Excerpts from a dataset:
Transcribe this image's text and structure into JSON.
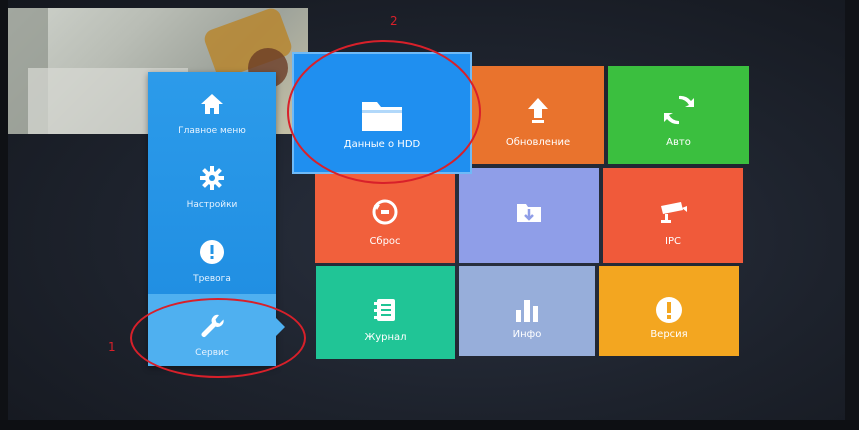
{
  "sidebar": {
    "items": [
      {
        "label": "Главное меню",
        "icon": "home-icon"
      },
      {
        "label": "Настройки",
        "icon": "gear-icon"
      },
      {
        "label": "Тревога",
        "icon": "alert-icon"
      },
      {
        "label": "Сервис",
        "icon": "wrench-icon"
      }
    ]
  },
  "tiles": [
    {
      "label": "Данные о HDD",
      "icon": "folder-icon",
      "color": "#1f8ff0"
    },
    {
      "label": "Обновление",
      "icon": "upload-icon",
      "color": "#e9732d"
    },
    {
      "label": "Авто",
      "icon": "refresh-icon",
      "color": "#3bbf3f"
    },
    {
      "label": "Сброс",
      "icon": "reset-icon",
      "color": "#f1603c"
    },
    {
      "label": "",
      "icon": "import-icon",
      "color": "#8f9ee8"
    },
    {
      "label": "IPC",
      "icon": "camera-icon",
      "color": "#f05a3a"
    },
    {
      "label": "Журнал",
      "icon": "log-icon",
      "color": "#20c596"
    },
    {
      "label": "Инфо",
      "icon": "chart-icon",
      "color": "#97aeda"
    },
    {
      "label": "Версия",
      "icon": "info-icon",
      "color": "#f3a620"
    }
  ],
  "annotations": {
    "mark_1": "1",
    "mark_2": "2",
    "highlight_color": "#d8202a"
  }
}
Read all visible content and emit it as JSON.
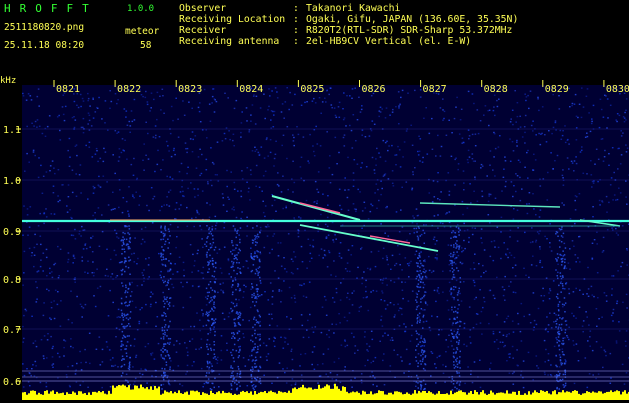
{
  "header": {
    "app_title": "HROFFT",
    "app_version": "1.0.0",
    "file_name": "2511180820.png",
    "meteor_label": "meteor",
    "timestamp": "25.11.18 08:20",
    "meteor_count": "58"
  },
  "info": [
    {
      "key": "Observer",
      "colon": ":",
      "value": "Takanori Kawachi"
    },
    {
      "key": "Receiving Location",
      "colon": ":",
      "value": "Ogaki, Gifu, JAPAN (136.60E, 35.35N)"
    },
    {
      "key": "Receiver",
      "colon": ":",
      "value": "R820T2(RTL-SDR) SDR-Sharp 53.372MHz"
    },
    {
      "key": "Receiving antenna",
      "colon": ":",
      "value": "2el-HB9CV Vertical (el. E-W)"
    }
  ],
  "spectrogram": {
    "y_unit": "kHz",
    "time_labels": [
      "0821",
      "0822",
      "0823",
      "0824",
      "0825",
      "0826",
      "0827",
      "0828",
      "0829",
      "0830"
    ],
    "freq_labels": [
      "1.1",
      "1.0",
      "0.9",
      "0.8",
      "0.7",
      "0.6"
    ],
    "colors": {
      "background": "#000033",
      "grid": "#3333aa",
      "axis_text": "#ffff55",
      "carrier": "#44ffdd",
      "noise": "#1133cc",
      "bottom_band": "#ffff00"
    }
  }
}
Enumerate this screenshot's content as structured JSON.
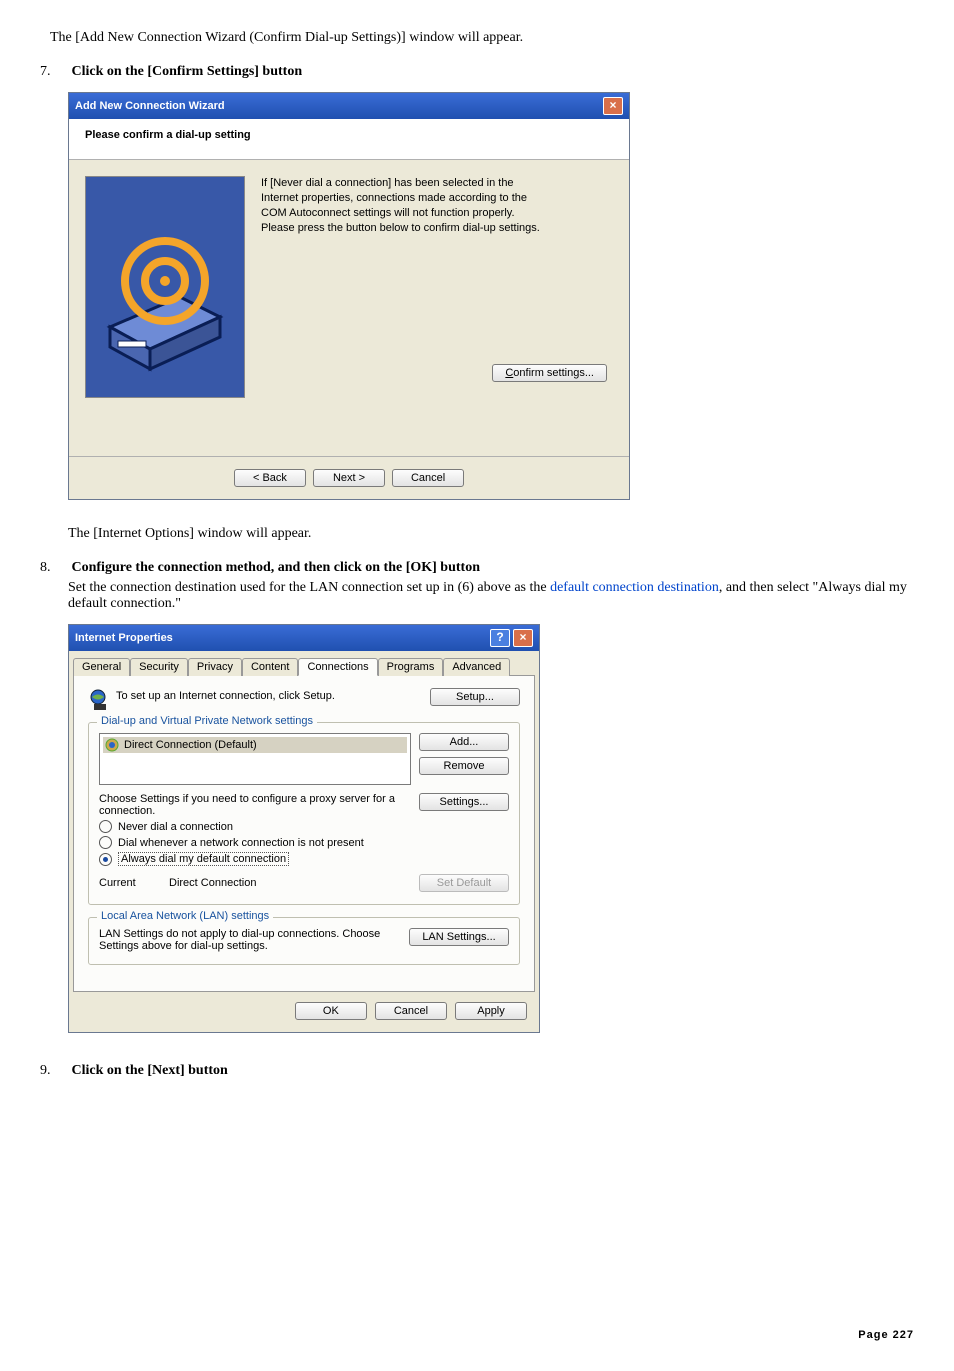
{
  "intro_text": "The [Add New Connection Wizard (Confirm Dial-up Settings)] window will appear.",
  "step7": {
    "num": "7.",
    "title": "Click on the [Confirm Settings] button"
  },
  "wizard": {
    "title": "Add New Connection Wizard",
    "subheader": "Please confirm a dial-up setting",
    "desc_l1": "If [Never dial a connection] has been selected in the",
    "desc_l2": "Internet properties, connections made according to the",
    "desc_l3": "COM Autoconnect settings will not function properly.",
    "desc_l4": "Please press the button below to confirm dial-up settings.",
    "confirm_btn": "Confirm settings...",
    "back_btn": "< Back",
    "next_btn": "Next >",
    "cancel_btn": "Cancel"
  },
  "post_wizard": "The [Internet Options] window will appear.",
  "step8": {
    "num": "8.",
    "title": "Configure the connection method, and then click on the [OK] button",
    "body_pre": "Set the connection destination used for the LAN connection set up in (6) above as the ",
    "body_link": "default connection destination",
    "body_post": ", and then select \"Always dial my default connection.\""
  },
  "props": {
    "title": "Internet Properties",
    "tabs": [
      "General",
      "Security",
      "Privacy",
      "Content",
      "Connections",
      "Programs",
      "Advanced"
    ],
    "setup_text": "To set up an Internet connection, click Setup.",
    "setup_btn": "Setup...",
    "fieldset1_legend": "Dial-up and Virtual Private Network settings",
    "list_item": "Direct Connection (Default)",
    "add_btn": "Add...",
    "remove_btn": "Remove",
    "choose_text": "Choose Settings if you need to configure a proxy server for a connection.",
    "settings_btn": "Settings...",
    "radio_never": "Never dial a connection",
    "radio_whenever": "Dial whenever a network connection is not present",
    "radio_always": "Always dial my default connection",
    "current_label": "Current",
    "current_value": "Direct Connection",
    "set_default_btn": "Set Default",
    "fieldset2_legend": "Local Area Network (LAN) settings",
    "lan_text": "LAN Settings do not apply to dial-up connections. Choose Settings above for dial-up settings.",
    "lan_btn": "LAN Settings...",
    "ok_btn": "OK",
    "cancel_btn": "Cancel",
    "apply_btn": "Apply"
  },
  "step9": {
    "num": "9.",
    "title": "Click on the [Next] button"
  },
  "footer": {
    "label": "Page ",
    "num": "227"
  }
}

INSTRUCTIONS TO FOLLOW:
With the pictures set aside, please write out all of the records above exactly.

EXERCISE SOLUTION:
Transcribe this image's text and structure into JSON.
{
  "sidebar": {
    "items": [
      {
        "label": "Главное меню",
        "icon": "home-icon"
      },
      {
        "label": "Настройки",
        "icon": "gear-icon"
      },
      {
        "label": "Тревога",
        "icon": "alert-icon"
      },
      {
        "label": "Сервис",
        "icon": "wrench-icon"
      }
    ]
  },
  "tiles": [
    {
      "label": "Данные о HDD",
      "icon": "folder-icon",
      "color": "#1f8ff0"
    },
    {
      "label": "Обновление",
      "icon": "upload-icon",
      "color": "#e9732d"
    },
    {
      "label": "Авто",
      "icon": "refresh-icon",
      "color": "#3bbf3f"
    },
    {
      "label": "Сброс",
      "icon": "reset-icon",
      "color": "#f1603c"
    },
    {
      "label": "",
      "icon": "import-icon",
      "color": "#8f9ee8"
    },
    {
      "label": "IPC",
      "icon": "camera-icon",
      "color": "#f05a3a"
    },
    {
      "label": "Журнал",
      "icon": "log-icon",
      "color": "#20c596"
    },
    {
      "label": "Инфо",
      "icon": "chart-icon",
      "color": "#97aeda"
    },
    {
      "label": "Версия",
      "icon": "info-icon",
      "color": "#f3a620"
    }
  ],
  "annotations": {
    "mark_1": "1",
    "mark_2": "2",
    "highlight_color": "#d8202a"
  }
}
Read all visible content and emit it as JSON.
{
  "header": {
    "app_title": "HROFFT",
    "app_version": "1.0.0",
    "file_name": "2511180820.png",
    "meteor_label": "meteor",
    "timestamp": "25.11.18 08:20",
    "meteor_count": "58"
  },
  "info": [
    {
      "key": "Observer",
      "colon": ":",
      "value": "Takanori Kawachi"
    },
    {
      "key": "Receiving Location",
      "colon": ":",
      "value": "Ogaki, Gifu, JAPAN (136.60E, 35.35N)"
    },
    {
      "key": "Receiver",
      "colon": ":",
      "value": "R820T2(RTL-SDR) SDR-Sharp 53.372MHz"
    },
    {
      "key": "Receiving antenna",
      "colon": ":",
      "value": "2el-HB9CV Vertical (el. E-W)"
    }
  ],
  "spectrogram": {
    "y_unit": "kHz",
    "time_labels": [
      "0821",
      "0822",
      "0823",
      "0824",
      "0825",
      "0826",
      "0827",
      "0828",
      "0829",
      "0830"
    ],
    "freq_labels": [
      "1.1",
      "1.0",
      "0.9",
      "0.8",
      "0.7",
      "0.6"
    ],
    "colors": {
      "background": "#000033",
      "grid": "#3333aa",
      "axis_text": "#ffff55",
      "carrier": "#44ffdd",
      "noise": "#1133cc",
      "bottom_band": "#ffff00"
    }
  }
}
Enumerate this screenshot's content as structured JSON.
{
  "intro_text": "The [Add New Connection Wizard (Confirm Dial-up Settings)] window will appear.",
  "step7": {
    "num": "7.",
    "title": "Click on the [Confirm Settings] button"
  },
  "wizard": {
    "title": "Add New Connection Wizard",
    "subheader": "Please confirm a dial-up setting",
    "desc_l1": "If [Never dial a connection] has been selected in the",
    "desc_l2": "Internet properties, connections made according to the",
    "desc_l3": "COM Autoconnect settings will not function properly.",
    "desc_l4": "Please press the button below to confirm dial-up settings.",
    "confirm_btn": "Confirm settings...",
    "back_btn": "< Back",
    "next_btn": "Next >",
    "cancel_btn": "Cancel"
  },
  "post_wizard": "The [Internet Options] window will appear.",
  "step8": {
    "num": "8.",
    "title": "Configure the connection method, and then click on the [OK] button",
    "body_pre": "Set the connection destination used for the LAN connection set up in (6) above as the ",
    "body_link": "default connection destination",
    "body_post": ", and then select \"Always dial my default connection.\""
  },
  "props": {
    "title": "Internet Properties",
    "tabs": [
      "General",
      "Security",
      "Privacy",
      "Content",
      "Connections",
      "Programs",
      "Advanced"
    ],
    "setup_text": "To set up an Internet connection, click Setup.",
    "setup_btn": "Setup...",
    "fieldset1_legend": "Dial-up and Virtual Private Network settings",
    "list_item": "Direct Connection (Default)",
    "add_btn": "Add...",
    "remove_btn": "Remove",
    "choose_text": "Choose Settings if you need to configure a proxy server for a connection.",
    "settings_btn": "Settings...",
    "radio_never": "Never dial a connection",
    "radio_whenever": "Dial whenever a network connection is not present",
    "radio_always": "Always dial my default connection",
    "current_label": "Current",
    "current_value": "Direct Connection",
    "set_default_btn": "Set Default",
    "fieldset2_legend": "Local Area Network (LAN) settings",
    "lan_text": "LAN Settings do not apply to dial-up connections. Choose Settings above for dial-up settings.",
    "lan_btn": "LAN Settings...",
    "ok_btn": "OK",
    "cancel_btn": "Cancel",
    "apply_btn": "Apply"
  },
  "step9": {
    "num": "9.",
    "title": "Click on the [Next] button"
  },
  "footer": {
    "label": "Page ",
    "num": "227"
  }
}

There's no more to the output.